Task.
Search the records below for the string "stock", and report each line that contains it.

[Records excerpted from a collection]

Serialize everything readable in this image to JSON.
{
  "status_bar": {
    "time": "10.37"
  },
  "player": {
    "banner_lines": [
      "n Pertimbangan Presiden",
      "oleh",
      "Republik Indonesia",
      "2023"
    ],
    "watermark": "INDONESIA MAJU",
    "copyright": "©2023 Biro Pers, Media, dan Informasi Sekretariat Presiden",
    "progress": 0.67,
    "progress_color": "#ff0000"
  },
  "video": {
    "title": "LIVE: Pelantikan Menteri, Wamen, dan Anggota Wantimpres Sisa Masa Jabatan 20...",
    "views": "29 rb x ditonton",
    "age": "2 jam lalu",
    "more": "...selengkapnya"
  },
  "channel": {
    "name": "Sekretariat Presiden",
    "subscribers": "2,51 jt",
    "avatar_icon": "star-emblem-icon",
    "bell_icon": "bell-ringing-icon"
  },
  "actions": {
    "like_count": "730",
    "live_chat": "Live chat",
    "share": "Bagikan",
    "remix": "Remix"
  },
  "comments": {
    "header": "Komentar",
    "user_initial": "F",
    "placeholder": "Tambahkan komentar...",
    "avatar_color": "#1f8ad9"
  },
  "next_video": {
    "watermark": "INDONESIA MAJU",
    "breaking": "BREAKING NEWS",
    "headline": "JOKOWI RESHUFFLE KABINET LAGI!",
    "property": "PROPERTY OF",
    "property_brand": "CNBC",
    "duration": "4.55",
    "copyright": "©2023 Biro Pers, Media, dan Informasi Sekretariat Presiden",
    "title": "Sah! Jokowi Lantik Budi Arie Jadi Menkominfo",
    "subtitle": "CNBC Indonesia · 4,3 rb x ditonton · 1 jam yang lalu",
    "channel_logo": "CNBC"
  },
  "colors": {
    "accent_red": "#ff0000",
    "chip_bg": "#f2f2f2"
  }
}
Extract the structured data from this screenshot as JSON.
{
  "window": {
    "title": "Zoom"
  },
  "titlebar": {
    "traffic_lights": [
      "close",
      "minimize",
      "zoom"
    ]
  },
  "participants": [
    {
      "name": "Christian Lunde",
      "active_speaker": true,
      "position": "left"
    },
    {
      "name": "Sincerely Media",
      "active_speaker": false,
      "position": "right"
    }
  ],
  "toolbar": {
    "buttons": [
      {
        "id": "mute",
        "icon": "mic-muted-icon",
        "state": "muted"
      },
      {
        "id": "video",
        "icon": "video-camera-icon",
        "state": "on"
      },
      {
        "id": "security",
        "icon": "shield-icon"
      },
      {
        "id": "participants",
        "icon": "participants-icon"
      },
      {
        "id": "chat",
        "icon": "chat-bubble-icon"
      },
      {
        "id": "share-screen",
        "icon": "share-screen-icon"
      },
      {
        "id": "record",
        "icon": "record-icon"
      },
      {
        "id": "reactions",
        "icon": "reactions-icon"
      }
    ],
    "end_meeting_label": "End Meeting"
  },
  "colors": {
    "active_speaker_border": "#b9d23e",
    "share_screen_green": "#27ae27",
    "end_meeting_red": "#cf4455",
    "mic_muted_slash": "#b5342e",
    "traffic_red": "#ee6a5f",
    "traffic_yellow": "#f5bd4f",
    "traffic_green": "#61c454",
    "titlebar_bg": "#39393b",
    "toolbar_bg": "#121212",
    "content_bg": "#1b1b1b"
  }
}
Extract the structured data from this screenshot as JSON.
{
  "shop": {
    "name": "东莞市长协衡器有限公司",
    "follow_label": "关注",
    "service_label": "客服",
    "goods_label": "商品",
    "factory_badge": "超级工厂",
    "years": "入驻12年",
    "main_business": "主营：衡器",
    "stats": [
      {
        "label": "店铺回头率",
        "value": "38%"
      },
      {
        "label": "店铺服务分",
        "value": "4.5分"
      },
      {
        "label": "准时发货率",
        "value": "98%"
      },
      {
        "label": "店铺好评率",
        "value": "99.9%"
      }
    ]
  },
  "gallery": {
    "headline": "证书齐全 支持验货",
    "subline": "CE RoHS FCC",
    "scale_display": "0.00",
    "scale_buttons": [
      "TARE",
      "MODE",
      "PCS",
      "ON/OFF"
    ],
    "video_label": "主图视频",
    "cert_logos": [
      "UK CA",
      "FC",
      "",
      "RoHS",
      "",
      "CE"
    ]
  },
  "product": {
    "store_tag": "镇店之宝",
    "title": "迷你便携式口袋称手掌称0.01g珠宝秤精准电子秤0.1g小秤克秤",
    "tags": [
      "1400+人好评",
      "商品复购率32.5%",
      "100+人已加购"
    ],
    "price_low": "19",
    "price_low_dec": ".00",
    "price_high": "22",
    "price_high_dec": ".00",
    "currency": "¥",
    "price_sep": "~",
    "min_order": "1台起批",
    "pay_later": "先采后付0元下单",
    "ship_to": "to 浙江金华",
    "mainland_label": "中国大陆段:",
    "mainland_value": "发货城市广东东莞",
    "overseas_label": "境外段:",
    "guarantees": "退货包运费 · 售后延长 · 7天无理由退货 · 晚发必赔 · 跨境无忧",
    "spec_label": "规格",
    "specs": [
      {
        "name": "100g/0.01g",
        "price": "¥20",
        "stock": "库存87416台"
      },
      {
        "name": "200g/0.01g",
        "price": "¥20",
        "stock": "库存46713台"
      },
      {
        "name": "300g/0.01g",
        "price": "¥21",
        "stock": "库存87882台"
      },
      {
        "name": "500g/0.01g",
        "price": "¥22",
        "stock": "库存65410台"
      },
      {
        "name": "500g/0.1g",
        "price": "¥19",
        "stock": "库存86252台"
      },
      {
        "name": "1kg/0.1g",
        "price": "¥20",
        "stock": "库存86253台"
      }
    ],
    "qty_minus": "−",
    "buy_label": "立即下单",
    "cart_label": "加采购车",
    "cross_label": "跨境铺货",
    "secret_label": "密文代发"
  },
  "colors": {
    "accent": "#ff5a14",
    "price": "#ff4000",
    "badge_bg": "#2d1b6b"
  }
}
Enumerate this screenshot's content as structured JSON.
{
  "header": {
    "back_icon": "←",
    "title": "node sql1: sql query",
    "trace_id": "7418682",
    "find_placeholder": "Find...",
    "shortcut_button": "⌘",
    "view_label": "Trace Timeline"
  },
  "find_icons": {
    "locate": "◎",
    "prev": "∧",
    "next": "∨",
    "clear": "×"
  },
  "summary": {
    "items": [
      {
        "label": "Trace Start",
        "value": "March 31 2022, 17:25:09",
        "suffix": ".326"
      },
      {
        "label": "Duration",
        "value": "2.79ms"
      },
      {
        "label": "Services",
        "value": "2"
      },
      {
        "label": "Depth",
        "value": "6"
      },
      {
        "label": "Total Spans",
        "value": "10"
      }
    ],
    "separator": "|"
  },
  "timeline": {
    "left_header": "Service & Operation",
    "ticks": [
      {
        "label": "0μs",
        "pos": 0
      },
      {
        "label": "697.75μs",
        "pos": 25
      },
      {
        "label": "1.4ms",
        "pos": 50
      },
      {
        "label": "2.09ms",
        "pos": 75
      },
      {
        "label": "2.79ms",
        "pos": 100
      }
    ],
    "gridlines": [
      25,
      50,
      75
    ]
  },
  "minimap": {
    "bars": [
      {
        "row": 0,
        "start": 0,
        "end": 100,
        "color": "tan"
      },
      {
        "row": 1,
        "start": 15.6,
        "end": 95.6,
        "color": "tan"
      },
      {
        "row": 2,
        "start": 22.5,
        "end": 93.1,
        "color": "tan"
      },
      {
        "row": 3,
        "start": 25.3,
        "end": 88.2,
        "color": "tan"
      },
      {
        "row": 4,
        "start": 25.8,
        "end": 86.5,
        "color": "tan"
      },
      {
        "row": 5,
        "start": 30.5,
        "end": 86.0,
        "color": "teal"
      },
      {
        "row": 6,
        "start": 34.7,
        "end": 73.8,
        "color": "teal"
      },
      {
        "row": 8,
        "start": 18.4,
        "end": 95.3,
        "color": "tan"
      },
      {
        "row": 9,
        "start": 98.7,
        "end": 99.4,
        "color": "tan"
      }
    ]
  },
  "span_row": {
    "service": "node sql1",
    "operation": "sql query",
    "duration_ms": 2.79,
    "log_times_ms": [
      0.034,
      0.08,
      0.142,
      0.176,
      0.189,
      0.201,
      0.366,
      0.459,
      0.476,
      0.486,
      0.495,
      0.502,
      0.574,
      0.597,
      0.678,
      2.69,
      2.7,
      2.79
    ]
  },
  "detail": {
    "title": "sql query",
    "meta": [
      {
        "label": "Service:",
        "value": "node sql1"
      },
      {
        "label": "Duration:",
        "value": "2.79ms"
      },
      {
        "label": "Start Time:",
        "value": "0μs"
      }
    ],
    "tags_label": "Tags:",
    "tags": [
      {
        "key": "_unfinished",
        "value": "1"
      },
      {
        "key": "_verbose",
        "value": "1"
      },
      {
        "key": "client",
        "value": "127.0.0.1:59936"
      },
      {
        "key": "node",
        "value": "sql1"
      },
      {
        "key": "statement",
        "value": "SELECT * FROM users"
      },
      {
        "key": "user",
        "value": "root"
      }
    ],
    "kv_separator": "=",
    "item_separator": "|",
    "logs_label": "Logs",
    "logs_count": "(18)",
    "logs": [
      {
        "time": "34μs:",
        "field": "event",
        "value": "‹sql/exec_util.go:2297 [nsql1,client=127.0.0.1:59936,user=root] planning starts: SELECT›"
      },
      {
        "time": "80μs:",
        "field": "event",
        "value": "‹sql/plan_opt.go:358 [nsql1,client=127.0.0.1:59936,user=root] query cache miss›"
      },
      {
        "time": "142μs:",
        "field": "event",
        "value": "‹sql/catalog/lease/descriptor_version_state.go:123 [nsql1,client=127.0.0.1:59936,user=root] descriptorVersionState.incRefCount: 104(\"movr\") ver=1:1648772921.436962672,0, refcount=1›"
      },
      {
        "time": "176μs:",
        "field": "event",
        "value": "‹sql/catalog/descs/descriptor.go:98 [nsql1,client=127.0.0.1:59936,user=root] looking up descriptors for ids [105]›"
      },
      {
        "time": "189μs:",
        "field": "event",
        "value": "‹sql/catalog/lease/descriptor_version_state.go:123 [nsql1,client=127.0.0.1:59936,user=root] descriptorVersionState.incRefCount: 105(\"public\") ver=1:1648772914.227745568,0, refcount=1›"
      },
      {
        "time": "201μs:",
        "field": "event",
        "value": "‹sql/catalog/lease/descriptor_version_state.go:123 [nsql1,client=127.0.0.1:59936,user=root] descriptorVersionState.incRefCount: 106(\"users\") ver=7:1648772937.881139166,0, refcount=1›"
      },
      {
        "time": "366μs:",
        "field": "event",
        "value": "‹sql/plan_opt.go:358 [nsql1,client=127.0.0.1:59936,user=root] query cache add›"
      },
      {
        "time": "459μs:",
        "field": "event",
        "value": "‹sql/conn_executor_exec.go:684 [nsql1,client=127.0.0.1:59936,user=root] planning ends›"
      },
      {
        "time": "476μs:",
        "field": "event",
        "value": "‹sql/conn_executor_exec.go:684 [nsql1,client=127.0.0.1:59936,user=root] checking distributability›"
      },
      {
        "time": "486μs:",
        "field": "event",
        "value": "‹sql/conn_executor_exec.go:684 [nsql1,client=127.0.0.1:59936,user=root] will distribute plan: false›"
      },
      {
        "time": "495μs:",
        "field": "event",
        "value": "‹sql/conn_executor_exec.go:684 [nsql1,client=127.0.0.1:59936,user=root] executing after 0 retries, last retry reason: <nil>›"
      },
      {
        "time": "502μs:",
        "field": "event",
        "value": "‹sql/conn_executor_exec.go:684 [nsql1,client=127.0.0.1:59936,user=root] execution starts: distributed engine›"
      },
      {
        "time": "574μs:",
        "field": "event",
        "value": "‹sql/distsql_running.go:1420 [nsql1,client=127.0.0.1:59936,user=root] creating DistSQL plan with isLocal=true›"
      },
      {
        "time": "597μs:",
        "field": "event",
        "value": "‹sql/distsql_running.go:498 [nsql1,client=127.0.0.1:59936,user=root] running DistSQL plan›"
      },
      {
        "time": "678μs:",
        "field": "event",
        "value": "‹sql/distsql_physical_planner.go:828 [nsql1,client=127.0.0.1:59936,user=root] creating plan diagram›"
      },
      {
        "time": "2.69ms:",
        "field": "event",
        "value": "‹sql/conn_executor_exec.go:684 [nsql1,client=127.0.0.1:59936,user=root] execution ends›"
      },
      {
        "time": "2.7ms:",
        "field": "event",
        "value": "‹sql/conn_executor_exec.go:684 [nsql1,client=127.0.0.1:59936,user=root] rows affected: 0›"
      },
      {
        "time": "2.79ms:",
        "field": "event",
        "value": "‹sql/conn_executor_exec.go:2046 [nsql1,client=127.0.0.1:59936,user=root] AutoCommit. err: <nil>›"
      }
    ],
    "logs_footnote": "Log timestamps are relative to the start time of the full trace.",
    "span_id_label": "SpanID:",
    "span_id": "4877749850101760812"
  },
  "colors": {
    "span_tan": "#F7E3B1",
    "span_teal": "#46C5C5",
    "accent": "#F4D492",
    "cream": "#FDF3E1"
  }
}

Written answer.
        "stock": "库存87416台"
        "stock": "库存46713台"
        "stock": "库存87882台"
        "stock": "库存65410台"
        "stock": "库存86252台"
        "stock": "库存86253台"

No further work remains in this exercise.